Data for the task Block Start

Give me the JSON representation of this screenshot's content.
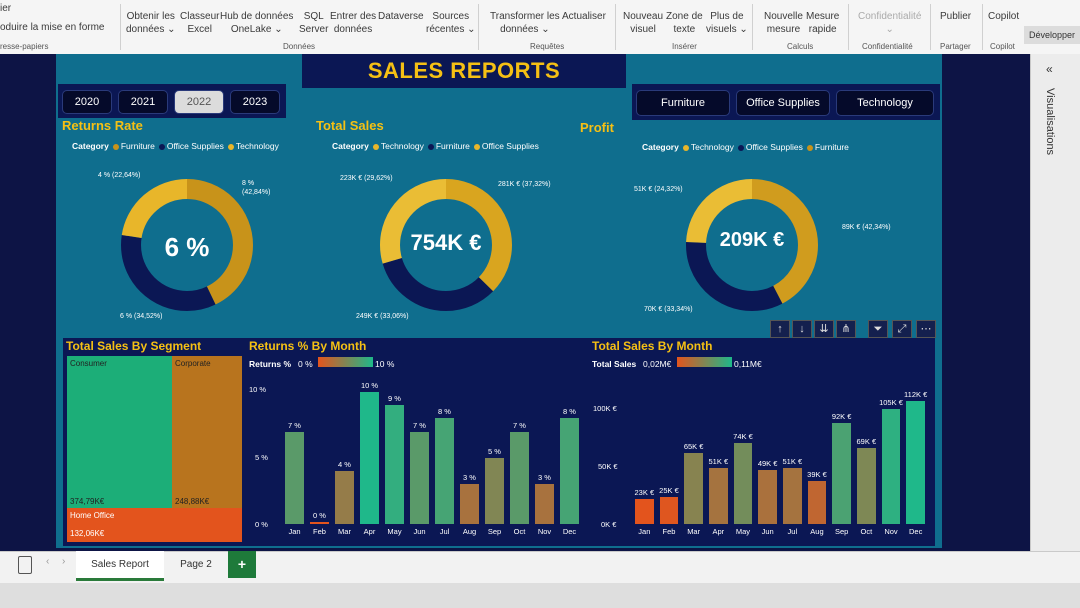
{
  "ribbon": {
    "items": [
      {
        "line1": "ier",
        "line2": "oduire la mise en forme"
      },
      {
        "line1": "Obtenir les",
        "line2": "données ⌄"
      },
      {
        "line1": "Classeur",
        "line2": "Excel"
      },
      {
        "line1": "Hub de données",
        "line2": "OneLake ⌄"
      },
      {
        "line1": "SQL",
        "line2": "Server"
      },
      {
        "line1": "Entrer des",
        "line2": "données"
      },
      {
        "line1": "Dataverse",
        "line2": ""
      },
      {
        "line1": "Sources",
        "line2": "récentes ⌄"
      },
      {
        "line1": "Transformer les",
        "line2": "données ⌄"
      },
      {
        "line1": "Actualiser",
        "line2": ""
      },
      {
        "line1": "Nouveau",
        "line2": "visuel"
      },
      {
        "line1": "Zone de",
        "line2": "texte"
      },
      {
        "line1": "Plus de",
        "line2": "visuels ⌄"
      },
      {
        "line1": "Nouvelle",
        "line2": "mesure"
      },
      {
        "line1": "Mesure",
        "line2": "rapide"
      },
      {
        "line1": "Confidentialité",
        "line2": "⌄"
      },
      {
        "line1": "Publier",
        "line2": ""
      },
      {
        "line1": "Copilot",
        "line2": ""
      }
    ],
    "groups": [
      "resse-papiers",
      "Données",
      "Requêtes",
      "Insérer",
      "Calculs",
      "Confidentialité",
      "Partager",
      "Copilot"
    ],
    "dev_tab": "Développer"
  },
  "report": {
    "title": "SALES REPORTS",
    "years": [
      "2020",
      "2021",
      "2022",
      "2023"
    ],
    "selected_year": "2022",
    "categories": [
      "Furniture",
      "Office Supplies",
      "Technology"
    ]
  },
  "donuts": {
    "returns": {
      "title": "Returns Rate",
      "legend_label": "Category",
      "legend": [
        "Furniture",
        "Office Supplies",
        "Technology"
      ],
      "center": "6 %",
      "labels": [
        "4 % (22,64%)",
        "8 %",
        "(42,84%)",
        "6 % (34,52%)"
      ],
      "shares": [
        42.84,
        34.52,
        22.64
      ]
    },
    "sales": {
      "title": "Total Sales",
      "legend_label": "Category",
      "legend": [
        "Technology",
        "Furniture",
        "Office Supplies"
      ],
      "center": "754K €",
      "labels": [
        "223K € (29,62%)",
        "281K € (37,32%)",
        "249K € (33,06%)"
      ],
      "shares": [
        37.32,
        33.06,
        29.62
      ]
    },
    "profit": {
      "title": "Profit",
      "legend_label": "Category",
      "legend": [
        "Technology",
        "Office Supplies",
        "Furniture"
      ],
      "center": "209K €",
      "labels": [
        "51K € (24,32%)",
        "89K € (42,34%)",
        "70K € (33,34%)"
      ],
      "shares": [
        42.34,
        33.34,
        24.32
      ]
    }
  },
  "segment": {
    "title": "Total Sales By Segment",
    "labels": [
      "Consumer",
      "Corporate",
      "Home Office"
    ],
    "values": [
      "374,79K€",
      "248,88K€",
      "132,06K€"
    ]
  },
  "chart_data": [
    {
      "type": "bar",
      "title": "Returns % By Month",
      "legend_label": "Returns %",
      "legend_min": "0 %",
      "legend_max": "10 %",
      "categories": [
        "Jan",
        "Feb",
        "Mar",
        "Apr",
        "May",
        "Jun",
        "Jul",
        "Aug",
        "Sep",
        "Oct",
        "Nov",
        "Dec"
      ],
      "values": [
        7,
        0,
        4,
        10,
        9,
        7,
        8,
        3,
        5,
        7,
        3,
        8
      ],
      "data_labels": [
        "7 %",
        "0 %",
        "4 %",
        "10 %",
        "9 %",
        "7 %",
        "8 %",
        "3 %",
        "5 %",
        "7 %",
        "3 %",
        "8 %"
      ],
      "yticks": [
        "10 %",
        "5 %",
        "0 %"
      ],
      "ylim": [
        0,
        10
      ]
    },
    {
      "type": "bar",
      "title": "Total Sales By Month",
      "legend_label": "Total Sales",
      "legend_min": "0,02M€",
      "legend_max": "0,11M€",
      "categories": [
        "Jan",
        "Feb",
        "Mar",
        "Apr",
        "May",
        "Jun",
        "Jul",
        "Aug",
        "Sep",
        "Oct",
        "Nov",
        "Dec"
      ],
      "values": [
        23,
        25,
        65,
        51,
        74,
        49,
        51,
        39,
        92,
        69,
        105,
        112
      ],
      "data_labels": [
        "23K €",
        "25K €",
        "65K €",
        "51K €",
        "74K €",
        "49K €",
        "51K €",
        "39K €",
        "92K €",
        "69K €",
        "105K €",
        "112K €"
      ],
      "yticks": [
        "100K €",
        "50K €",
        "0K €"
      ],
      "ylim": [
        0,
        120
      ]
    }
  ],
  "tabs": {
    "page1": "Sales Report",
    "page2": "Page 2",
    "add": "+"
  },
  "right_pane": {
    "label": "Visualisations"
  },
  "colors": {
    "gold": "#e8b62a",
    "navy": "#0b1754",
    "green": "#1fb88a",
    "orange": "#e0622a"
  }
}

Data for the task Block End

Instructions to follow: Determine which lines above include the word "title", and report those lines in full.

Answer section:
    "title": "SALES REPORTS",
      "title": "Returns Rate",
      "title": "Total Sales",
      "title": "Profit",
    "title": "Total Sales By Segment",
      "title": "Returns % By Month",
      "title": "Total Sales By Month",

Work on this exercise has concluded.